The fourth principle to practice, is non-indulgence. Life is meant for enjoyment, but sometimes in the process of enjoyment, we lose ourselves. We become controlled by the objects of pleasure. Let me retain my control and freedom whenever I am enjoying things. There is a statement which says, ‘May you eat food; let food not eat you. May you drink something, let not that drink you.’ Sometimes when I am at a dining table and the food is delicious, food starts eating me. I know what my stomach can handle, but sometimes I lose control. I go in for a second helping, a third helping, a fourth helping and so on. In the process I become controlled by food.
We also get addicted to pleasure. Everything is there to be enjoyed, but the enjoyment becomes a blessing only if we can retain our freedom and not lose it in the process of enjoyment. For many years I never drank tea. When I started working in a factory, I saw that many others were sitting and enjoying drinking tea. To be with them, I also started drinking tea — one cup in the morning, one cup in the afternoon, and one cup whenever somebody visited me, and so on. Soon I was drinking 5 to 6 cups of tea a day. One morning when I did not get my cup of tea at the usual time, I found that I had a severe headache. I had a stomach upset and threw up. I realized that I had become addicted to tea.

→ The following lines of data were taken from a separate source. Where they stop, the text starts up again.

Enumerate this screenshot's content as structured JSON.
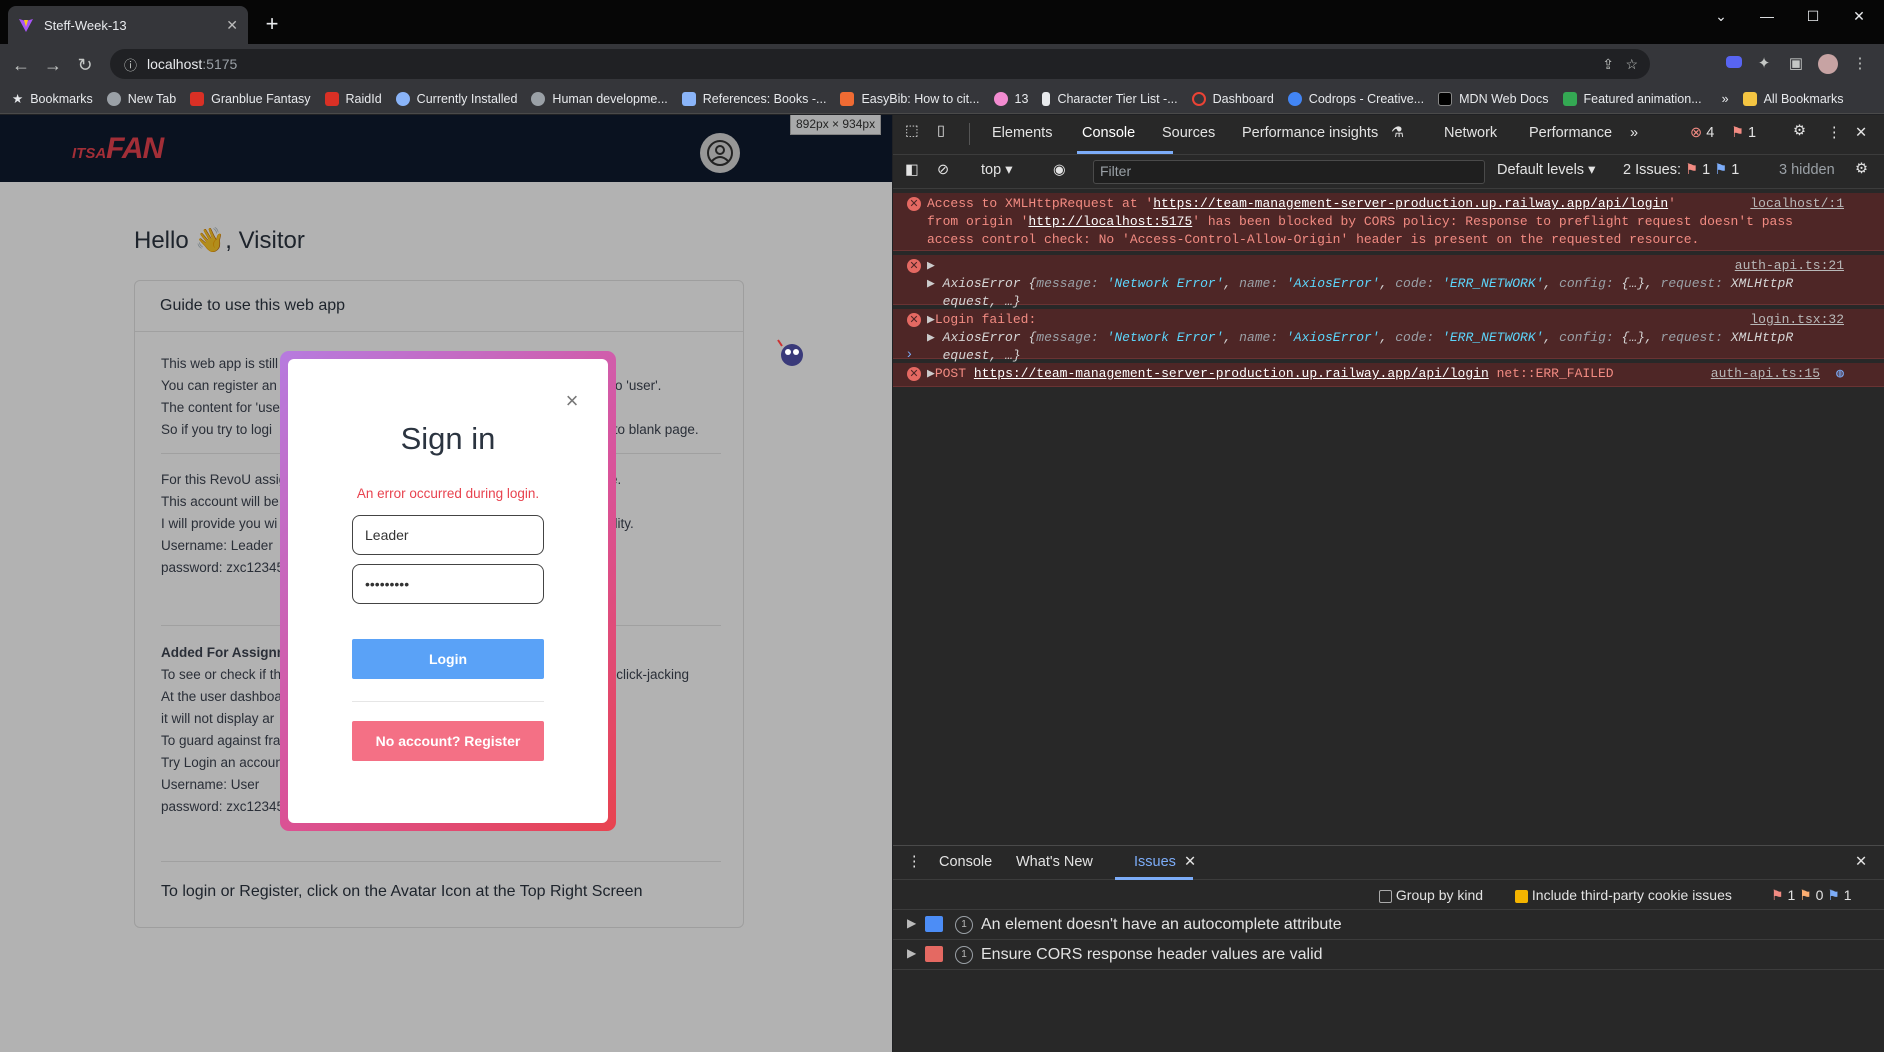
{
  "browser": {
    "tab_title": "Steff-Week-13",
    "url_host": "localhost",
    "url_port": ":5175",
    "bookmarks": [
      {
        "label": "Bookmarks",
        "color": "#e8eaed"
      },
      {
        "label": "New Tab",
        "color": "#9aa0a6"
      },
      {
        "label": "Granblue Fantasy",
        "color": "#d93025"
      },
      {
        "label": "RaidId",
        "color": "#d93025"
      },
      {
        "label": "Currently Installed",
        "color": "#8ab4f8"
      },
      {
        "label": "Human developme...",
        "color": "#9aa0a6"
      },
      {
        "label": "References: Books -...",
        "color": "#8ab4f8"
      },
      {
        "label": "EasyBib: How to cit...",
        "color": "#f06b33"
      },
      {
        "label": "13",
        "color": "#f28bd0"
      },
      {
        "label": "Character Tier List -...",
        "color": "#e8eaed"
      },
      {
        "label": "Dashboard",
        "color": "#ea4335"
      },
      {
        "label": "Codrops - Creative...",
        "color": "#4285f4"
      },
      {
        "label": "MDN Web Docs",
        "color": "#e8eaed"
      },
      {
        "label": "Featured animation...",
        "color": "#34a853"
      }
    ],
    "more_bookmarks": "»",
    "all_bookmarks": "All Bookmarks"
  },
  "page": {
    "size_badge": "892px × 934px",
    "logo_small": "ITSA",
    "logo_big": "FAN",
    "greeting": "Hello 👋, Visitor",
    "guide_title": "Guide to use this web app",
    "guide_lines_1": [
      "This web app is still",
      "You can register an",
      "The content for 'use",
      "So if you try to logi"
    ],
    "guide_lines_1_right": [
      "o 'user'.",
      "ed to blank page."
    ],
    "guide_lines_2": [
      "For this RevoU assig",
      "This account will be",
      "I will provide you wi",
      "Username: Leader",
      "password: zxc12345"
    ],
    "guide_lines_2_right": [
      "le.",
      "ality."
    ],
    "section_title": "Added For Assignm",
    "guide_lines_3": [
      "To see or check if th",
      "At the user dashboa",
      "it will not display ar",
      "To guard against fra",
      "Try Login an accoun",
      "Username: User",
      "password: zxc12345"
    ],
    "guide_lines_3_right": "e click-jacking",
    "footer_hint": "To login or Register, click on the Avatar Icon at the Top Right Screen"
  },
  "modal": {
    "title": "Sign in",
    "error": "An error occurred during login.",
    "username_value": "Leader",
    "password_value": "•••••••••",
    "login_label": "Login",
    "register_label": "No account? Register"
  },
  "devtools": {
    "tabs": [
      "Elements",
      "Console",
      "Sources",
      "Performance insights",
      "Network",
      "Performance"
    ],
    "error_count": "4",
    "issue_count": "1",
    "context": "top",
    "filter_placeholder": "Filter",
    "levels": "Default levels",
    "issues_label": "2 Issues:",
    "issues_red": "1",
    "issues_blue": "1",
    "hidden": "3 hidden",
    "messages": {
      "cors": {
        "line1_pre": "Access to XMLHttpRequest at '",
        "line1_url": "https://team-management-server-production.up.railway.app/api/login",
        "line1_post": "'",
        "line2_pre": "from origin '",
        "line2_url": "http://localhost:5175",
        "line2_post": "' has been blocked by CORS policy: Response to preflight request doesn't pass",
        "line3": "access control check: No 'Access-Control-Allow-Origin' header is present on the requested resource.",
        "source": "localhost/:1"
      },
      "axios1": {
        "source": "auth-api.ts:21",
        "name": "AxiosError",
        "k1": "message:",
        "v1": "'Network Error'",
        "k2": "name:",
        "v2": "'AxiosError'",
        "k3": "code:",
        "v3": "'ERR_NETWORK'",
        "k4": "config:",
        "v4": "{…}",
        "k5": "request:",
        "v5a": "XMLHttpR",
        "v5b": "equest, …}"
      },
      "login_failed": {
        "label": "Login failed:",
        "source": "login.tsx:32"
      },
      "post": {
        "method": "POST",
        "url": "https://team-management-server-production.up.railway.app/api/login",
        "status": "net::ERR_FAILED",
        "source": "auth-api.ts:15"
      }
    },
    "drawer_tabs": [
      "Console",
      "What's New",
      "Issues"
    ],
    "group_by_kind": "Group by kind",
    "include_third_party": "Include third-party cookie issues",
    "counts": {
      "red": "1",
      "orange": "0",
      "blue": "1"
    },
    "issues": [
      {
        "count": "1",
        "text": "An element doesn't have an autocomplete attribute",
        "color": "#4c8df6"
      },
      {
        "count": "1",
        "text": "Ensure CORS response header values are valid",
        "color": "#e46962"
      }
    ]
  }
}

No more was I drinking the tea; it was drinking me! Similarly, when I start smoking, the cigarette soon starts smoking me. When I cannot do without something, it means that I am controlled by it; that I have lost my freedom to it. So when we enjoy the object, let us retain our freedom and our control by not getting addicted to the object. I do what is conducive to my well-being, in moderation, and in keeping with a certain discipline. I thus maintain my freedom. This is freedom from indulgence.